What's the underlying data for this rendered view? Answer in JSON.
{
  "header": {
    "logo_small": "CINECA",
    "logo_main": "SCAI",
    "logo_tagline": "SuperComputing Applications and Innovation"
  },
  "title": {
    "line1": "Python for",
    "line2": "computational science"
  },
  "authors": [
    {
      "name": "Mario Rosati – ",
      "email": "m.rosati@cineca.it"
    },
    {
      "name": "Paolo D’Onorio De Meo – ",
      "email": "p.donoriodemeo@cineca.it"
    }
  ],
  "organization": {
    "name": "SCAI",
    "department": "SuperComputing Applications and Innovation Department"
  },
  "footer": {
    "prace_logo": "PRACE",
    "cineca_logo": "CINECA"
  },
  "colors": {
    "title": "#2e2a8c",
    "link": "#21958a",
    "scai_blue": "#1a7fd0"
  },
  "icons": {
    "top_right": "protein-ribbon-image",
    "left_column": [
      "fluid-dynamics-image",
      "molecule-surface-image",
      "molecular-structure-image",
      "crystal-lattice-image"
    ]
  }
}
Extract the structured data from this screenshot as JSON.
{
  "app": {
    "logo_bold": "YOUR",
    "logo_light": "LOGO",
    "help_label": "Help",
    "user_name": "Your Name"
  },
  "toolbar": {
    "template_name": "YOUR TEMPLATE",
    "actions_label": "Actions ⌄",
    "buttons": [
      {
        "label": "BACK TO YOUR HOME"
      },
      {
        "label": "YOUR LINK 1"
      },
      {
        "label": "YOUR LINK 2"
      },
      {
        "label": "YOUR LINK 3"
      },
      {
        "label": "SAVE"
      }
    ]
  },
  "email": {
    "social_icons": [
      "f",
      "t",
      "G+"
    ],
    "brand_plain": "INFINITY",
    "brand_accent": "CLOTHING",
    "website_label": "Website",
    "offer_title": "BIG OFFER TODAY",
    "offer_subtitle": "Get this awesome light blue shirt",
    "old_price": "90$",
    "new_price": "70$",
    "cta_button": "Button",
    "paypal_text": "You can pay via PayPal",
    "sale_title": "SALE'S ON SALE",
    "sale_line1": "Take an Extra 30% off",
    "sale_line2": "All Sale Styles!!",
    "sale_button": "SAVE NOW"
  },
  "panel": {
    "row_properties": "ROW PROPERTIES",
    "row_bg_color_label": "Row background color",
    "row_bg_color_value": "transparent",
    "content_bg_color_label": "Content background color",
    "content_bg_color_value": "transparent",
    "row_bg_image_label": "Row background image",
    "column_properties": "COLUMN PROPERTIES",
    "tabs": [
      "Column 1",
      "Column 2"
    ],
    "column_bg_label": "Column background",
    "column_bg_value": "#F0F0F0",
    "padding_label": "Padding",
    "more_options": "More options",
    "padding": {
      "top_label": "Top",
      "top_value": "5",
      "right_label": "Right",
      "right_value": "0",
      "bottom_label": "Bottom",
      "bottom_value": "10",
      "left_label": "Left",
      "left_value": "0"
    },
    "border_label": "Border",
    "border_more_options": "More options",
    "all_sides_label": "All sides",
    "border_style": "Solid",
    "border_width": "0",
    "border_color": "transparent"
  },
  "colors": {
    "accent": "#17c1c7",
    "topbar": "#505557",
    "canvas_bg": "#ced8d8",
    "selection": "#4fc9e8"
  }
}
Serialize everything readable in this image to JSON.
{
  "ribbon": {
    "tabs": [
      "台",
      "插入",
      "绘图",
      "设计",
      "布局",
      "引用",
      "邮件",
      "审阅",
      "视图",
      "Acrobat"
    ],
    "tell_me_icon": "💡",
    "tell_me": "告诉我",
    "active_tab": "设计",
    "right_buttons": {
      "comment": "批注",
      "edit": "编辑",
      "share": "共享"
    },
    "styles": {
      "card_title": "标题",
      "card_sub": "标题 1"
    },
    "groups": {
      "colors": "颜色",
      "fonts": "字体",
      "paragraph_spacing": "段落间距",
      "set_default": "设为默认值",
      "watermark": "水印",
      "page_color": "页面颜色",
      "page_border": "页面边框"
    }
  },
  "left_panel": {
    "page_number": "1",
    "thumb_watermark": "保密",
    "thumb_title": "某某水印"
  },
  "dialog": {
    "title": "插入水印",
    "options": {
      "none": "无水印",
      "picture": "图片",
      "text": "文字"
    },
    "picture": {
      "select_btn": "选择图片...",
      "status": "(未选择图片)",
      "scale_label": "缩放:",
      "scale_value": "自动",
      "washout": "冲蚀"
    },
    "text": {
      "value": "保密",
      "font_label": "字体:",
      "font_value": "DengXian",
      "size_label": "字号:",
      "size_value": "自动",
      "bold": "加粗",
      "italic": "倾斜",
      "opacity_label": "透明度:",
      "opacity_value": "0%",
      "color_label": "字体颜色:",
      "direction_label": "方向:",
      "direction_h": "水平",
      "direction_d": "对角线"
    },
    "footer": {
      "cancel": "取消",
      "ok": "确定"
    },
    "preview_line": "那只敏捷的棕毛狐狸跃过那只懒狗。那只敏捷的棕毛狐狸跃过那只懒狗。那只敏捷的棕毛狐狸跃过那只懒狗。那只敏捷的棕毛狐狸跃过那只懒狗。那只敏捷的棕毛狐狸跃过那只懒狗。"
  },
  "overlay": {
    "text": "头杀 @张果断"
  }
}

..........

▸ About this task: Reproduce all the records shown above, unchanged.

▸ Your response:
What's the underlying data for this rendered view? Answer in JSON.
{
  "header": {
    "logo_small": "CINECA",
    "logo_main": "SCAI",
    "logo_tagline": "SuperComputing Applications and Innovation"
  },
  "title": {
    "line1": "Python for",
    "line2": "computational science"
  },
  "authors": [
    {
      "name": "Mario Rosati – ",
      "email": "m.rosati@cineca.it"
    },
    {
      "name": "Paolo D’Onorio De Meo – ",
      "email": "p.donoriodemeo@cineca.it"
    }
  ],
  "organization": {
    "name": "SCAI",
    "department": "SuperComputing Applications and Innovation Department"
  },
  "footer": {
    "prace_logo": "PRACE",
    "cineca_logo": "CINECA"
  },
  "colors": {
    "title": "#2e2a8c",
    "link": "#21958a",
    "scai_blue": "#1a7fd0"
  },
  "icons": {
    "top_right": "protein-ribbon-image",
    "left_column": [
      "fluid-dynamics-image",
      "molecule-surface-image",
      "molecular-structure-image",
      "crystal-lattice-image"
    ]
  }
}
Extract the structured data from this screenshot as JSON.
{
  "app": {
    "logo_bold": "YOUR",
    "logo_light": "LOGO",
    "help_label": "Help",
    "user_name": "Your Name"
  },
  "toolbar": {
    "template_name": "YOUR TEMPLATE",
    "actions_label": "Actions ⌄",
    "buttons": [
      {
        "label": "BACK TO YOUR HOME"
      },
      {
        "label": "YOUR LINK 1"
      },
      {
        "label": "YOUR LINK 2"
      },
      {
        "label": "YOUR LINK 3"
      },
      {
        "label": "SAVE"
      }
    ]
  },
  "email": {
    "social_icons": [
      "f",
      "t",
      "G+"
    ],
    "brand_plain": "INFINITY",
    "brand_accent": "CLOTHING",
    "website_label": "Website",
    "offer_title": "BIG OFFER TODAY",
    "offer_subtitle": "Get this awesome light blue shirt",
    "old_price": "90$",
    "new_price": "70$",
    "cta_button": "Button",
    "paypal_text": "You can pay via PayPal",
    "sale_title": "SALE'S ON SALE",
    "sale_line1": "Take an Extra 30% off",
    "sale_line2": "All Sale Styles!!",
    "sale_button": "SAVE NOW"
  },
  "panel": {
    "row_properties": "ROW PROPERTIES",
    "row_bg_color_label": "Row background color",
    "row_bg_color_value": "transparent",
    "content_bg_color_label": "Content background color",
    "content_bg_color_value": "transparent",
    "row_bg_image_label": "Row background image",
    "column_properties": "COLUMN PROPERTIES",
    "tabs": [
      "Column 1",
      "Column 2"
    ],
    "column_bg_label": "Column background",
    "column_bg_value": "#F0F0F0",
    "padding_label": "Padding",
    "more_options": "More options",
    "padding": {
      "top_label": "Top",
      "top_value": "5",
      "right_label": "Right",
      "right_value": "0",
      "bottom_label": "Bottom",
      "bottom_value": "10",
      "left_label": "Left",
      "left_value": "0"
    },
    "border_label": "Border",
    "border_more_options": "More options",
    "all_sides_label": "All sides",
    "border_style": "Solid",
    "border_width": "0",
    "border_color": "transparent"
  },
  "colors": {
    "accent": "#17c1c7",
    "topbar": "#505557",
    "canvas_bg": "#ced8d8",
    "selection": "#4fc9e8"
  }
}
Serialize everything readable in this image to JSON.
{
  "ribbon": {
    "tabs": [
      "台",
      "插入",
      "绘图",
      "设计",
      "布局",
      "引用",
      "邮件",
      "审阅",
      "视图",
      "Acrobat"
    ],
    "tell_me_icon": "💡",
    "tell_me": "告诉我",
    "active_tab": "设计",
    "right_buttons": {
      "comment": "批注",
      "edit": "编辑",
      "share": "共享"
    },
    "styles": {
      "card_title": "标题",
      "card_sub": "标题 1"
    },
    "groups": {
      "colors": "颜色",
      "fonts": "字体",
      "paragraph_spacing": "段落间距",
      "set_default": "设为默认值",
      "watermark": "水印",
      "page_color": "页面颜色",
      "page_border": "页面边框"
    }
  },
  "left_panel": {
    "page_number": "1",
    "thumb_watermark": "保密",
    "thumb_title": "某某水印"
  },
  "dialog": {
    "title": "插入水印",
    "options": {
      "none": "无水印",
      "picture": "图片",
      "text": "文字"
    },
    "picture": {
      "select_btn": "选择图片...",
      "status": "(未选择图片)",
      "scale_label": "缩放:",
      "scale_value": "自动",
      "washout": "冲蚀"
    },
    "text": {
      "value": "保密",
      "font_label": "字体:",
      "font_value": "DengXian",
      "size_label": "字号:",
      "size_value": "自动",
      "bold": "加粗",
      "italic": "倾斜",
      "opacity_label": "透明度:",
      "opacity_value": "0%",
      "color_label": "字体颜色:",
      "direction_label": "方向:",
      "direction_h": "水平",
      "direction_d": "对角线"
    },
    "footer": {
      "cancel": "取消",
      "ok": "确定"
    },
    "preview_line": "那只敏捷的棕毛狐狸跃过那只懒狗。那只敏捷的棕毛狐狸跃过那只懒狗。那只敏捷的棕毛狐狸跃过那只懒狗。那只敏捷的棕毛狐狸跃过那只懒狗。那只敏捷的棕毛狐狸跃过那只懒狗。"
  },
  "overlay": {
    "text": "头杀 @张果断"
  }
}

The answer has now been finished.